Journalists from Michelle Grattan onwards on all sides of the so-called political spectrum are attacking Gillard in ways which would be unthinkable if Gillard was a male.
Gillard was put in the position she is in by a party which has lost its way, and is thus subject to vituperation from so-called left, right, centre and all shades between.
The personal attacks are unwarranted because they are none of them giving reasons why she is being attacked and the so-called elephant in the room is the media's fondness for saying Rudd is in the wings waiting for the next opportunity to challenge for the leadership once more.
This is the media's and Opposition's attempts to keep up the attack in the hope of destabilising an already very fragile coalition which is holding together by the skin of its teeth.
It is possible that all this negative assault will have a reverse effect and backfire on all those who are gearing up for an Abbott win at the next election.
Even for those on the Coalition side of politics, the idea of Abbott as the next prime minister of Australia must be a prospect too horrifying to contemplate.
Gillard should be attacked for the Australian Labor Party's policies on practically everything from asylum seekers to uranium, but not for what she looks like, how she sounds, what clothes she wears and other personal nonsenses which Rudd, Howard, Keating and Hawke were never subjected to.
If our governments are a reflection of the population at large, then once again, as Alan Paton could have said in an Australian context, "Cry the beloved country"!
If you think we have been subjected to a media beat-up over the events of invasion day and a political beat-up by the Opposition, taking place over a period of the last 18 months, then you are right.
A beat-up which is a waste of time, money and resources, which could be better spent on fixing the economy and the policies which are failing this country so lamentably!
The letters below were in the Sunday Age on 12 February 2012 in response to the hypercritical - or should that be hypocritical - Julia Gillard articles in the Sunday Age on 5 February 2012.
THE article ''Julia Gillard is the least impressive prime minister since Billy McMahon. Discuss'' (5/2), illustrates the obsession we have with image, appearance and impressions rather than achievements, accomplishments and outcomes.

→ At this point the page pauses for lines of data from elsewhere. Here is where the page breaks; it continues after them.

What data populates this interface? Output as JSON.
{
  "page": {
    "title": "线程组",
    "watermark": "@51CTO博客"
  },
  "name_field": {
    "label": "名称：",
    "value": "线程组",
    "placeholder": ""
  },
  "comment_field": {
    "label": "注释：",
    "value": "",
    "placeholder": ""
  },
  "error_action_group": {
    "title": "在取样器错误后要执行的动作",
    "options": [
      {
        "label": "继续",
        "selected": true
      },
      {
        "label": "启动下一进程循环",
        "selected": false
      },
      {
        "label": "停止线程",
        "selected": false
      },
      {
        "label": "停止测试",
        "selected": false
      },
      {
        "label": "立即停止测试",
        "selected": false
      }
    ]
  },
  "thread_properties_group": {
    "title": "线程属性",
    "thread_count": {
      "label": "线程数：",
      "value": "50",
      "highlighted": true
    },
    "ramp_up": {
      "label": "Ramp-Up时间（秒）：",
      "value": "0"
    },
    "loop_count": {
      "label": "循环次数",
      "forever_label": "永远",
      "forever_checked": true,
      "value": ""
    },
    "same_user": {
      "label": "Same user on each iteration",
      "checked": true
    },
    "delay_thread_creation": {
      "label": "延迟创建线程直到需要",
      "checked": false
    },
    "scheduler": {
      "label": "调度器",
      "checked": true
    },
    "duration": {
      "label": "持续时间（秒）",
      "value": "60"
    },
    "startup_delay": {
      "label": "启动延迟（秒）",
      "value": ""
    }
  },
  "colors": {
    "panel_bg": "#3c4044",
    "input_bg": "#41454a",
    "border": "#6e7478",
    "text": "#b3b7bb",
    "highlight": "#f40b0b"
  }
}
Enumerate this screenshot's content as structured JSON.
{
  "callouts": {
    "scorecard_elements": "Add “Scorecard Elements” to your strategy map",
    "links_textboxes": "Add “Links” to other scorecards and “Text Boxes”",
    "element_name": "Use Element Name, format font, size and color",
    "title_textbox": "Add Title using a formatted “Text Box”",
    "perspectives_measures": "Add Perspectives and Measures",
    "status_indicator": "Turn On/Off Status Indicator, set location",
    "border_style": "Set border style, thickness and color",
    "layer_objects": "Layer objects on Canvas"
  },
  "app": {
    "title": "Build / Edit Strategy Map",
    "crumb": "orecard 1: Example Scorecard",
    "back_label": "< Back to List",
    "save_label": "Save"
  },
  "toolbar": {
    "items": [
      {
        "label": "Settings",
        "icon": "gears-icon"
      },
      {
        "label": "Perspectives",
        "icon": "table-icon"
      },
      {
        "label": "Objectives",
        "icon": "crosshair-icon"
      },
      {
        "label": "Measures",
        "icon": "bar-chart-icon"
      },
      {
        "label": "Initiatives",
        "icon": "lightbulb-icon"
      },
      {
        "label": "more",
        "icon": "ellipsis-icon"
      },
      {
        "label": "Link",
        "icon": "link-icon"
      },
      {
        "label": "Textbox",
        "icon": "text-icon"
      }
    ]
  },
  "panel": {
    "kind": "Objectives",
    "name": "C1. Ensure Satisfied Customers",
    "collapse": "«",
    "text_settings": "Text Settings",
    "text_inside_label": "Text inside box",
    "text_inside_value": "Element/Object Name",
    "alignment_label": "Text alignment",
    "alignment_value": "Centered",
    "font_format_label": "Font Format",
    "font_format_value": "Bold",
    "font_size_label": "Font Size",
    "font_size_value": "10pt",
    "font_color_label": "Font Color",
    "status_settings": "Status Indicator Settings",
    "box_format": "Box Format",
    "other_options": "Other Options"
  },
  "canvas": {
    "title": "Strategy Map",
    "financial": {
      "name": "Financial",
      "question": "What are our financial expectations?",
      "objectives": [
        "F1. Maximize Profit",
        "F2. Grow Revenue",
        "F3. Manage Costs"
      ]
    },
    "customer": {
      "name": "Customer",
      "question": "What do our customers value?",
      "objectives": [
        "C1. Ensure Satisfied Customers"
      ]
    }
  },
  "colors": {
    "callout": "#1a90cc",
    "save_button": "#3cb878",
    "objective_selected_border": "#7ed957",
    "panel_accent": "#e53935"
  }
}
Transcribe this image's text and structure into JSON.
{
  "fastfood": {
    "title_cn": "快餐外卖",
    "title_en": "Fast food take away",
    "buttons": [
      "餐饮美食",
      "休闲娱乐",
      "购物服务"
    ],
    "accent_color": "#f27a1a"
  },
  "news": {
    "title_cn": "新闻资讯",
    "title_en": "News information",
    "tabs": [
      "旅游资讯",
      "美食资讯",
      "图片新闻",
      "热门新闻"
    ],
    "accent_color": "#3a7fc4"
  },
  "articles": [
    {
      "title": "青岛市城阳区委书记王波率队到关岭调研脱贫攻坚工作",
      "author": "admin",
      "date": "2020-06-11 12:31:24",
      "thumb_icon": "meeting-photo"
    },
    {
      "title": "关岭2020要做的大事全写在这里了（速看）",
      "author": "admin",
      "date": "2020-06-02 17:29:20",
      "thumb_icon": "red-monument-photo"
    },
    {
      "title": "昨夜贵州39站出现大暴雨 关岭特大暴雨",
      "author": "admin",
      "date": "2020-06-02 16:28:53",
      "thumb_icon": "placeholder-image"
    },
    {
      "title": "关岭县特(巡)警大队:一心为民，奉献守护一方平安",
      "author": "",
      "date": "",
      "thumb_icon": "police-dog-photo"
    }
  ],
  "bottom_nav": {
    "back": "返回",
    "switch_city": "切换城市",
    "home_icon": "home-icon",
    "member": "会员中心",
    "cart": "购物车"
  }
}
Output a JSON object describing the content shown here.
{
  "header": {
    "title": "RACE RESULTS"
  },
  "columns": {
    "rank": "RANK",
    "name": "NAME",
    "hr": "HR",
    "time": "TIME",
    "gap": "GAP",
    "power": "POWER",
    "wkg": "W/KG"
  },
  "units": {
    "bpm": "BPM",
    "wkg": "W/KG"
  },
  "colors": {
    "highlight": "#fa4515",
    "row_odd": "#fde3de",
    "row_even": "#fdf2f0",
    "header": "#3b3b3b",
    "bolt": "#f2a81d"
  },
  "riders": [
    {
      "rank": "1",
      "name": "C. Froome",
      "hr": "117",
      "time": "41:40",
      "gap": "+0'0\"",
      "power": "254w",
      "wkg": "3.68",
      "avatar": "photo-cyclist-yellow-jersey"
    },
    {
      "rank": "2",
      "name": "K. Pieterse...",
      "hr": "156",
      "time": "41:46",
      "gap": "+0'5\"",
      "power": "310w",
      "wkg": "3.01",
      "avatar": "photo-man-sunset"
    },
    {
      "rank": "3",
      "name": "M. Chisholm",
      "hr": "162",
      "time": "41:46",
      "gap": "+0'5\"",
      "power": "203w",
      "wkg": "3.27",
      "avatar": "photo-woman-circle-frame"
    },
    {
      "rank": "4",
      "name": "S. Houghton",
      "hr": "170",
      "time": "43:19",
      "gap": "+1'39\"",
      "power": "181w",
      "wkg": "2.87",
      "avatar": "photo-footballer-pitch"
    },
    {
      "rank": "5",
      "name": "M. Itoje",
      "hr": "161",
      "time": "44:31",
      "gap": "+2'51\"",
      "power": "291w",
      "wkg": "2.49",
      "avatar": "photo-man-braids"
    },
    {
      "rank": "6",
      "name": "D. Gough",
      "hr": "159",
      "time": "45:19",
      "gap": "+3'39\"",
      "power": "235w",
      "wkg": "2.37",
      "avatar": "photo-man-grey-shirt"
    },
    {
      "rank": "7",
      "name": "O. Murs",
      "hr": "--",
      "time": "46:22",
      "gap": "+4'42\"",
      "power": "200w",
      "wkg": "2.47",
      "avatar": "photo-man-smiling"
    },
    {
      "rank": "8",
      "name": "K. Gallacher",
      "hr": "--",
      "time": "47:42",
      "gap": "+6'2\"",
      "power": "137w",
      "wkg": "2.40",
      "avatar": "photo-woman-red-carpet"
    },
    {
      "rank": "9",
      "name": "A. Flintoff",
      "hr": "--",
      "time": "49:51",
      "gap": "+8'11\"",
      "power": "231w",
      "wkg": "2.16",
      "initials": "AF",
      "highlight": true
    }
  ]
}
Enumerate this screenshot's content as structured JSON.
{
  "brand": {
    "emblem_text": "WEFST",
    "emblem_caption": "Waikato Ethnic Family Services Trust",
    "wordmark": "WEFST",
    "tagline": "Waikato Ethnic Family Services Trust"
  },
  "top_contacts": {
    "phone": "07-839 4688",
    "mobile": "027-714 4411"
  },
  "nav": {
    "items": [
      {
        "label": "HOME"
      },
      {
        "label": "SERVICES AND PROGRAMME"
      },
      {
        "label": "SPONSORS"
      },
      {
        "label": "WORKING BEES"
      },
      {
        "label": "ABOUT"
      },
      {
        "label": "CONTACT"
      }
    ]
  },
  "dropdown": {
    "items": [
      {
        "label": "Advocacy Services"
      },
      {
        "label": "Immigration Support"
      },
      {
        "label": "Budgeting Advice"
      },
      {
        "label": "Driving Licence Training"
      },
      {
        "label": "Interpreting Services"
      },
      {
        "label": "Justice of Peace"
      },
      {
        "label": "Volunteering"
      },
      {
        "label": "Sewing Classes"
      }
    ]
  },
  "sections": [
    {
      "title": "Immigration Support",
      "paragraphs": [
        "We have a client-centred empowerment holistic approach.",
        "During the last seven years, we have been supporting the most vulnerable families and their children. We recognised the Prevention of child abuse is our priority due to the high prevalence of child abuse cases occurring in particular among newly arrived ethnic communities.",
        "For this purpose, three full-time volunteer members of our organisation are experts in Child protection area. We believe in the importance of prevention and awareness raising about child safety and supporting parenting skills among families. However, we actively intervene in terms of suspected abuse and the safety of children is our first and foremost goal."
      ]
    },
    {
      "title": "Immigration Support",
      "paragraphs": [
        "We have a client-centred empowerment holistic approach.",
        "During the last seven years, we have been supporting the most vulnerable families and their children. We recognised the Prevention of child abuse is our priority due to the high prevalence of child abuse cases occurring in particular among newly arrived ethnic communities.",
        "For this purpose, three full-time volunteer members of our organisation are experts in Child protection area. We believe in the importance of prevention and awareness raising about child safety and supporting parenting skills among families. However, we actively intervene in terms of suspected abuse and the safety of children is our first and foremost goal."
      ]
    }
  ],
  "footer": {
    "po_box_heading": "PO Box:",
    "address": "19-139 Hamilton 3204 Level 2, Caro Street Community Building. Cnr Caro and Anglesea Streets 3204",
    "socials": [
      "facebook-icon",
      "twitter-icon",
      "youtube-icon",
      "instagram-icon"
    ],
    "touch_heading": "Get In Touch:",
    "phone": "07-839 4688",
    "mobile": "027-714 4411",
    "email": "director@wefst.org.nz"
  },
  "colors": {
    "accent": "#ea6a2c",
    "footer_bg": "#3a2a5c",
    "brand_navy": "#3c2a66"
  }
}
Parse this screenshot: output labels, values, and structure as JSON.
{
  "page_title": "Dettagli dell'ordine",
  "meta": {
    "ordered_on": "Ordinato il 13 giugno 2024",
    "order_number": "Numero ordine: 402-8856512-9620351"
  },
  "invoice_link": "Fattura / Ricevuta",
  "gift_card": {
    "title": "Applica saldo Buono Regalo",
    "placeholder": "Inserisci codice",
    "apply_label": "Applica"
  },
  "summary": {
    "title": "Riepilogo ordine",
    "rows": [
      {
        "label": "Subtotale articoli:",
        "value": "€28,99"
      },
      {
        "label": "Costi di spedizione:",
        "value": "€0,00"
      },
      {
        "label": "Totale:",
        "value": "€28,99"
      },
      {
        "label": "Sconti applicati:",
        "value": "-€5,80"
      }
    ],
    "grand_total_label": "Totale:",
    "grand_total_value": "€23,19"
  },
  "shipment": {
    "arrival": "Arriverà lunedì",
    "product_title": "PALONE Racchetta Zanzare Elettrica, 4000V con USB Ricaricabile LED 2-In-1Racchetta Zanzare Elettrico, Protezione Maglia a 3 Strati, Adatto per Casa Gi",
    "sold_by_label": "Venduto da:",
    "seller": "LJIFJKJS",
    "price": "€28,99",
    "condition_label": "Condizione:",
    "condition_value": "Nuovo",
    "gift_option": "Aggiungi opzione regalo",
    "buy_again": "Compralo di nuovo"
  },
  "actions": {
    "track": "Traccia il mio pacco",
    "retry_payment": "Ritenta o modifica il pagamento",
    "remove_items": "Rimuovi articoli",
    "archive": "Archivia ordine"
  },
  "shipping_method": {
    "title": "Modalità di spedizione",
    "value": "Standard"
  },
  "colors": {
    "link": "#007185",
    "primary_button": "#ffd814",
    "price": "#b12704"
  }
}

We use the ''image'' of a person and how we ''feel'' about them as a measure of their success or capacity to deal with problems (in this case the prime minister). This indicates a serious misconception about what is needed to solve current problems at home and abroad. Having the ''right look'' does not guarantee the job is done. Rather, employing an intellect and applying unfashionable scientific approaches such as analysing, measuring, calculating and quantifying are what will solve problems.
LEIGH ACKLAND, Deepdene
LAST week's front-page story by Misha Schubert deliberately gives the impression that Julia Gillard is ineffective and out of touch. Like Michael Duffy and Michelle Grattan, Schubert has continued the negative reporting which seems designed to undermine our elected government … When will you start reviewing and contrasting opposition policy rather than just playing the man? The tall poppy syndrome is alive and well. What a pity our first female prime minister has to endure the media's wish to see her dragged down.
BILL NEALE, Ferntree Gully
Ragbag of opinions
THE article on Julia Gillard was dismaying for a national newspaper. Made up of a ragbag of opinions masquerading as measured argument, it maintains the male Australian tradition of breaking on the wheel those women who dare to aspire to high office. Robert Manne's statement about the need for the Prime Minister to create ''a narrative compellingly told about how Australia should chart its course'' harks back to another era.
Unsurprisingly, Tony Abbott, that ''ordinary'' man (Extra, 29/1), applies Manne's dictum to promote his own depleted and deprived ''narrative'' for Australia. Gillard's leadership, in fact, signifies a shift into a new era of more mature politics, one in which flexibility and negotiation have already achieved some remarkable outcomes. This is a sign of her political strength, not weakness.
RUTH SCHMIDT NEVEN, Camberwell